The Spectator was established in 1828, and is the oldest continuously published magazine in the
English language. The Spectator’s taste for controversy, however, remains undiminished. There is no
party line to which The Spectator’s writers are bound - originality of thought and elegance of expression are the
sole editorial constraints.
The trial issue contains a “Thought Crime Special” with articles from Melanie Phillips,
“I think, therefore I’m guilty”; Christopher Booker writes about
“Scientists in hiding; the demonisation of academics who question the consensus”; Alan Rusbridger explores
“How to stifle the press” and how England’s libel laws make it easy.
UK politics come under scrutiny from
James Forsyth, Brendan O’Neill ponders if teenagers could ever be
“Drunk and orderly”; while
Tom Hollander writes his diary and

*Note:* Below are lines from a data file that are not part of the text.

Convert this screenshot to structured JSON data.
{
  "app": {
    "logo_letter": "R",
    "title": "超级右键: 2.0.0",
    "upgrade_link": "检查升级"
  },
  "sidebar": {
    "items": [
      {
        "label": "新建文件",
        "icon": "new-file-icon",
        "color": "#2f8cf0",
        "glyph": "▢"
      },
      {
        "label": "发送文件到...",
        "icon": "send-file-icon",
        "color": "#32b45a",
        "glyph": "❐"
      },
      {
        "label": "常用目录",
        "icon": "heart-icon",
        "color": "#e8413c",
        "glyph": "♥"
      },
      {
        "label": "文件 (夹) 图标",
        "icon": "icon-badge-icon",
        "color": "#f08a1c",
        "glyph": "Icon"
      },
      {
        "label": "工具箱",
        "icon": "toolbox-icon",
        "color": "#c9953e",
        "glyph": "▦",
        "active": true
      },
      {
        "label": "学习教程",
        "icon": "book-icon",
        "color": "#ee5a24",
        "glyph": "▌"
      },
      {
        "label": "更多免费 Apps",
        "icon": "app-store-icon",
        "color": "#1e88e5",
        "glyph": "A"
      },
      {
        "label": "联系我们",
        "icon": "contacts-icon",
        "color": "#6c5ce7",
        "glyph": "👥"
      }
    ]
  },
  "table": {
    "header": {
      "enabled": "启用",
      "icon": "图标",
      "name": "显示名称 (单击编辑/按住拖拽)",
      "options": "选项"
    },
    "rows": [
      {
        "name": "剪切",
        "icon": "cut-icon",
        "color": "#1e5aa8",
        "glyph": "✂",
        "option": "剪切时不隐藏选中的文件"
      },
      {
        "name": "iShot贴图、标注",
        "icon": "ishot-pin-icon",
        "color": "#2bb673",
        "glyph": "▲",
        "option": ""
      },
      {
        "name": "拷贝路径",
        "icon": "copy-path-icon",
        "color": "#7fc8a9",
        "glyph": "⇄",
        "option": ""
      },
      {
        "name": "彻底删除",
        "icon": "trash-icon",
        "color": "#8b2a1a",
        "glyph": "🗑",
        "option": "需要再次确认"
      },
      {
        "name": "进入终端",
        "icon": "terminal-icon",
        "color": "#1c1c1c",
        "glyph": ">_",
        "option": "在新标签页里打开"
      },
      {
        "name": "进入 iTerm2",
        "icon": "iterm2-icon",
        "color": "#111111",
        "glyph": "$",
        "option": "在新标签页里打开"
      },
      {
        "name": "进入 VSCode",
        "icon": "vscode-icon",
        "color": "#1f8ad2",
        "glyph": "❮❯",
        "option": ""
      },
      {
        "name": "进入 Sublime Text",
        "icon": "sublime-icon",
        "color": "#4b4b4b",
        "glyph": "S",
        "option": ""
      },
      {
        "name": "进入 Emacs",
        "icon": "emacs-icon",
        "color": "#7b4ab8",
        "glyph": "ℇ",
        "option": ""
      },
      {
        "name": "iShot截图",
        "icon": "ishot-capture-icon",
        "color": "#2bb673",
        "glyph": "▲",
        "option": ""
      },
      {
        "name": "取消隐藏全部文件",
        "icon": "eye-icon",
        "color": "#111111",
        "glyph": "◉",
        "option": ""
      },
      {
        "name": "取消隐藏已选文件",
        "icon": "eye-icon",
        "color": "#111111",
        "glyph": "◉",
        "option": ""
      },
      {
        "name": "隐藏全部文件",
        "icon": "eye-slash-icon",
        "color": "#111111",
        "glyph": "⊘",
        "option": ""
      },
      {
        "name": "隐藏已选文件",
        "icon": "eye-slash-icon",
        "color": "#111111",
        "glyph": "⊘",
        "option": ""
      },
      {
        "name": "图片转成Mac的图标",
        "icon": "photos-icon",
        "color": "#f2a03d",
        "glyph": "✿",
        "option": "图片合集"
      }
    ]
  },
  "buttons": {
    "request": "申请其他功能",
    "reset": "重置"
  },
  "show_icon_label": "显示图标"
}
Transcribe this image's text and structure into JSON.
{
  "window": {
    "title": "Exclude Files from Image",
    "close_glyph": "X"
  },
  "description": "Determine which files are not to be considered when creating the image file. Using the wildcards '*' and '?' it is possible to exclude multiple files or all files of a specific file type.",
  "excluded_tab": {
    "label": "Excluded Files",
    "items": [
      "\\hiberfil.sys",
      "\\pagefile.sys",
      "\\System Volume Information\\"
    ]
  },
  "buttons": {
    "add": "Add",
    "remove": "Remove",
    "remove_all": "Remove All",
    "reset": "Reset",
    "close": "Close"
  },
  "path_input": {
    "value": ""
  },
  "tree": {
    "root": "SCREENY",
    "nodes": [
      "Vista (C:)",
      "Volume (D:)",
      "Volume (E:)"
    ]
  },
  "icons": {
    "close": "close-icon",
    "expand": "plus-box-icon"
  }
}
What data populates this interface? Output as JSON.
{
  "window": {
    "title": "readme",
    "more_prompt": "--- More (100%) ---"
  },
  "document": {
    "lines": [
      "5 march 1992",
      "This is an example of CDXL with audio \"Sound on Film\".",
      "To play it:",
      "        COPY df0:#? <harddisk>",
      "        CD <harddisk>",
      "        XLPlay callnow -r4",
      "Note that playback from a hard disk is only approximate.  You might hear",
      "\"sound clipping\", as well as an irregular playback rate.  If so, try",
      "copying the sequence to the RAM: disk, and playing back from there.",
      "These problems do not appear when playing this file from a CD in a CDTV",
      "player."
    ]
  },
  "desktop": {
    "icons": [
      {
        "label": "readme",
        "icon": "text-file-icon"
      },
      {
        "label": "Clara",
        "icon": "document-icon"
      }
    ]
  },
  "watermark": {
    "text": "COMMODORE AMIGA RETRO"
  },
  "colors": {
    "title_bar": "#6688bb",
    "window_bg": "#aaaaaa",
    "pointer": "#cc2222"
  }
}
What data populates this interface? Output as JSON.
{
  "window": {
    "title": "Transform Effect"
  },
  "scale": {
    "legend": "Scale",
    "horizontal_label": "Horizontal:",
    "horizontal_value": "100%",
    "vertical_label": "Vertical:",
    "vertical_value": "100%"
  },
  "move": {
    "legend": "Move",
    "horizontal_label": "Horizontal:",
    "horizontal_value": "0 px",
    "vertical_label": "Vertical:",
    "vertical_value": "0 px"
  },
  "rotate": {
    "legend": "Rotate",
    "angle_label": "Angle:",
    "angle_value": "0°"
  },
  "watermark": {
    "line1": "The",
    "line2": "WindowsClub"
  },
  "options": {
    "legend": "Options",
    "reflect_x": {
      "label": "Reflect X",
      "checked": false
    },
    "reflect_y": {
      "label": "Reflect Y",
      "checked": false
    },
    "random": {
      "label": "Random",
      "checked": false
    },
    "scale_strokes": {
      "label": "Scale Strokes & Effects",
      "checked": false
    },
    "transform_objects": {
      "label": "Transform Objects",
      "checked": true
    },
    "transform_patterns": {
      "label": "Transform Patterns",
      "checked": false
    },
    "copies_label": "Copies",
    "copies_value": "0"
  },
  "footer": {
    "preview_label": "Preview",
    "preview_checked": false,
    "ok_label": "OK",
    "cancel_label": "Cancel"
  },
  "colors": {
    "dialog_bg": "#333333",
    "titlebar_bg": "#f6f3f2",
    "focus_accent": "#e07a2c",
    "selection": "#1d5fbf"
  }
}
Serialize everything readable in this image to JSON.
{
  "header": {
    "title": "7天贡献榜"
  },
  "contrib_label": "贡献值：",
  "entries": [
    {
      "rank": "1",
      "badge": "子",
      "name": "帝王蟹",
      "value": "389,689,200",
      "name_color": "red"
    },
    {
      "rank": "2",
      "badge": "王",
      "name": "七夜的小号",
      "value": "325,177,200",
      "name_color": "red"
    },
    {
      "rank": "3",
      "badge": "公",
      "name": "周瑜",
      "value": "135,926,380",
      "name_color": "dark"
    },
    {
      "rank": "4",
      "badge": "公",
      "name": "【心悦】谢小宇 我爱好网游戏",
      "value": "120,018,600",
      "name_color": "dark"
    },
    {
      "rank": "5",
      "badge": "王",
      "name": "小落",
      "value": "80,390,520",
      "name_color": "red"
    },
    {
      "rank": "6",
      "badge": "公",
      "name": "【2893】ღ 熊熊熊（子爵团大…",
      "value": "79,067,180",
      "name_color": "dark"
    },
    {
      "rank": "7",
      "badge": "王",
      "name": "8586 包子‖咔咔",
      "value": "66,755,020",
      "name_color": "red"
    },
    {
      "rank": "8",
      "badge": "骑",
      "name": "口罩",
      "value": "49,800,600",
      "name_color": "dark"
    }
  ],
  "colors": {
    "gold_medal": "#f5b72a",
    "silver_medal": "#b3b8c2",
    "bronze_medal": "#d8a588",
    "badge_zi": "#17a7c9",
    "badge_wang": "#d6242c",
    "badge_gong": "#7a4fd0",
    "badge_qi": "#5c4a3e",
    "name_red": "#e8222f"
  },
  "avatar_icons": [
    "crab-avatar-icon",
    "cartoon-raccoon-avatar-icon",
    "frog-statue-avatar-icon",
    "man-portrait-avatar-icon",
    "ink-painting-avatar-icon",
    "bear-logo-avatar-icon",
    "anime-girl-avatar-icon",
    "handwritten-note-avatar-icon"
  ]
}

James Delingpole says
eat local organic food if you like, but don’t kid yourself that it’s ‘green’.
The Spectator’s regular arts coverage includes
1. Cover story: Where’s Boris?
Tory MPs who bumped into Boris in the Commons this week found him defeated, dejected and dismayed at the mess created by his Internal Market Bill. And they’re asking – as so many are – what happened? Not just this week, but in general. Where is the confident, astute, morale-raising leader they thought they’d elected? Fraser Nelson writes about the need for grip.
2. Clans of Sweden: the new face of Scandi crime
Having seen off the virus, Swedish politics is returning to normal – which means outgrage over immigrant criminal gangs. The deputy police chief last week admitted that there are 40 family-based criminal networks – or “clans” – who come to Sweden “solely for the purpose of organising and systemising crime.” Paulina Neudling reports from Stockholm.
3. The autumn of Covid discontent, by James Forsyth
‘It is going to be a long, hard autumn,’ warns one minister. The good news is that the government is better prepared for a second wave, with an early warning system in place. The bad news, according to one person in No. 10, is that the alarms are going off.
4. Are failing care homes responsible for Covid deaths?
Sarah Whitebloom asks just how many institutions were unsafe, even before the pandemic hit – and whether these basic failings will have led to more Covid deaths. The Care Quality Commission (CQC) doesn’t appear to want to give an answer.
5. Tanya Gold on Netflix’s “Cuties”
The film's greatest critics fail to recognise that it is a projection of their own terrors. And if cinema is not there to challenge us, what is it there for?